Previously on Riverdale: Archie came to the hospital to kill Hiram but didn’t; Veronica found out her dad had swindled her out of ownership of her properties; Veronica and Archie teamed up to take down Hiram; the Farm offered Alice, Toni, and Cheryl help when they were emotionally vulnerable; Edgar got engaged to Alice even though he was totally already married to his fake daughter Evelyn and was also probably banging Cheryl; Betty helped Evelyn to escape from the Sisters of Quiet Mercy; Jughead had some Theories about the G&G game; Ricky tricked Jellybean into playing G&G with him; the Black Hood escaped and almost killed Betty.
By Nerdy Spice and Janes
[In 2018, we rewatched all of Dawson’s Creek. See our posts here.]
Nerdy Spice: I’m so sad to have finished up this rewatch. It was bringing me so much pure delight–often to the point of tears, and even when an episode was sort of stupid or even infuriating or angering. Living with Dawson, Joey, Pacey, Jen, and Jack day in and day out remains a pleasurable and even magical experience.
It may be 2017, but the internet, including us, is not done talking about the Gilmore Girls revival:

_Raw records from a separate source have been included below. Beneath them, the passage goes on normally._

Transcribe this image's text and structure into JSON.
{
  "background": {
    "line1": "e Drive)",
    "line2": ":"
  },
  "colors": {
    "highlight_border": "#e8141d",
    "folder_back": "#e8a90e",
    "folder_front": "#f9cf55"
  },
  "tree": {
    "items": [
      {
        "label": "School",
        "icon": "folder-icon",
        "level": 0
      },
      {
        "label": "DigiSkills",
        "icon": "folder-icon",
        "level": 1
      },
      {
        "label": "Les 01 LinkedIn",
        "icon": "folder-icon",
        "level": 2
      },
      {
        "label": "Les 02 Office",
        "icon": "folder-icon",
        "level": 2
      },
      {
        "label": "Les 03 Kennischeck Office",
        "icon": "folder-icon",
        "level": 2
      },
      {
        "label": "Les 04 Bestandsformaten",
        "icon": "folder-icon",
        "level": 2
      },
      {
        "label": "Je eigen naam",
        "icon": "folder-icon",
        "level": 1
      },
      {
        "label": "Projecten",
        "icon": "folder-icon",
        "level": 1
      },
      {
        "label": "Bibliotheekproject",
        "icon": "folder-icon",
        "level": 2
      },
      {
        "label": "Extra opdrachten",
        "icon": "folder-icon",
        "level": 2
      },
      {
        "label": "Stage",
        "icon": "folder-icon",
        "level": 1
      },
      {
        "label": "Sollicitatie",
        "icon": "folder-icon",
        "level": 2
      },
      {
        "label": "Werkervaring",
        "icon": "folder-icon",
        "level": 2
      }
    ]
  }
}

McSweeney’s published a hilarious rejection letter of Rory’s memoir.
The Millions has an essay on how Rory’s changes reflected the changed political mood of the new millennium. It’s quite brilliant, even though it woefully misquotes a scene, attributing one of Lorelai’s funniest lines to the undeserving Rory.
Meanwhile, elsewhere on the Internet:
The NYT wrote about the books that got Obama through the presidency. Among them are Colson Whitehead’s The Underground Railroad, which I liked a lot but perhaps didn’t love, and The Three-Body Problem, which Keets definitely loved.
In Bitch Magazine, there’s an insightful exploration of the vastness of Jane Eyre‘s influence on feminist and female literature.
Joseph March, the hero of Alexander Maksik’s novel Shelter In Place, has two problems: tar, and a bird. The tar is the black, creeping heaviness of his depression, which comes along with periods of mania; the bird is the painful part, the part that pierces his chest. He has bipolar disorder (or rather has something unnamed that, with its cycles from up to down, resembles it), and he’s constantly haunted by his own, inexplicable, internal rhythms of pain and joy. Alexander Maksik has lit upon a perfect metaphor for severe depression.
This week in media, everyone has an opinion on Gilmore Girls! Here are a few of the best we’ve read, and stay tuned–we’ll be putting up a few opinions of our own here. There seems to be just one thing everyone can agree on: Fat-shaming sucks.
At Vox, Aja Romano makes a compelling argument that Stars Hollow, or maybe the show itself, is in the business of destroying women’s potential.
The Atlantic thinks Rory is a horrible journalist, and we have to agree.
At The New Yorker, Betsy Morais views Rory as a case of arrested development.
Duana at Lainey Gossip bucks the trend, arguing that Rory isn’t that bad.
At Vulture, Amy Sherman-Palladino explains why A Year in the Life ends just before the election: because they didn’t have the budget to show what happens when the actual devil takes over the world. Hee!
At Vanity Fair, Laura Bradley makes the argument that Emily is the real protagonist. I don’t know about that, but she is certainly a delight.
Amy Sherman-Palladino says in her first post-revival interview that Rory doesn’t have to go through with [SPOILER], although from context clues, that seems a little disingenuous.
Watch Pixar’s adorable short about a baby sandpiper learning to find food: Piper.
The Beauty and the Beast pictures out on EW this week are ridiculously exciting for us.
At LA Review of Books‘ blog Avidly, there is a great piece on why Madame Merle is appealing to contemporary feminism. (To be clear, we are still Team Archer, all the way.)
The cast of Girls performed Emily Doe’s powerful essay about sexual assault in honor of her Woman of the Year award:
It’s here!! A full trailer for Netflix’s Gilmore Girls Revival! At least two Adversion writers have shed actual tears watching it. The third isn’t disclosing.
Christopher Marlowe has officially been credited as a co-author on three of Shakespeare’s plays: all three parts of Henry VI. AKA the Shakespeare plays you never quite made it through.
The Walking Dead came back this week, and the resolution to the cliffhanger was almost as terrible as the cliffhanger itself. There are lots of scathing reviews circulating, but Vox calling it “terminally stupid television” sounds about right.
The Awl has a hilarious piece on creepy milk drinkers from popular culture, including good old Walter from Westworld.
Happy Halloween! Read Flavorwire’s collection of classic literature’s six uncanniest moments.